BURSCOUGH man Robert Ashton was killed in action on August 6 1914, aged 21. The son of Thomas and Anne Ashton, Robert was the first West Lancashire man to die in the war.
He was killed while serving on board the HMS Amphion. The Germans used a ‘steamer’ disguised under the Danish flag of neutrality during the attack.
Lathom man Frederick Chidgey was killed in action on November 2 1918, aged 19. John and Margaret Chidgey’s son was buried at Orrs British cemetery.
Private Chidgey, who fought in the 19th Lancashire Fusiliers, did not know that he took part in one of the truly epic actions of the war.
He crossed the Sambre Canal against well dug in enemy. Ffour Victoria Crosses were awarded to the Fusiliers and Engineers who constructed a floating bridge.
Private Edward Pye 18th Lancashire Hussars Bn Kings ( Liverpool) Regt was declared dead or wounded on November 8 1918.
Edward was born in Burscough and lived in Ormskirk.
He was one of 16 men killed when his battalion fought its last action at Marbaix to the east of Le Cateau on November 8. They met fierce resistance.
A day earlier Private Richard Robinson of the 4th Kings (Liverpool) Regt died while a prisoner of war at Halle in Germany. Richard was born in Burscough and later lived in Ormskirk.
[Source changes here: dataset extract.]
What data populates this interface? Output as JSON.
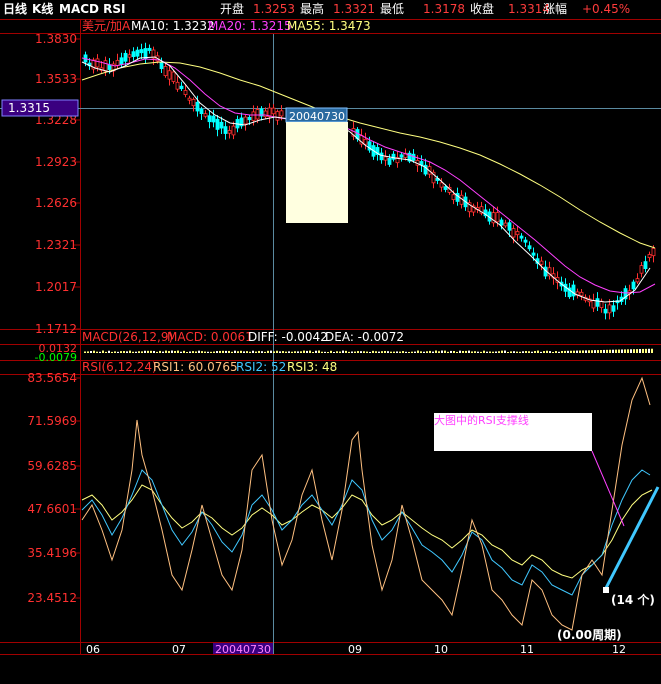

Several leading historians have argued that the men who died during November 1918 lost their lives in vain. I disagree. Although the armistice came on November 11, the men fighting in the trenches in the days did not know it was coming.
I think that some historians rely too much on hindsight.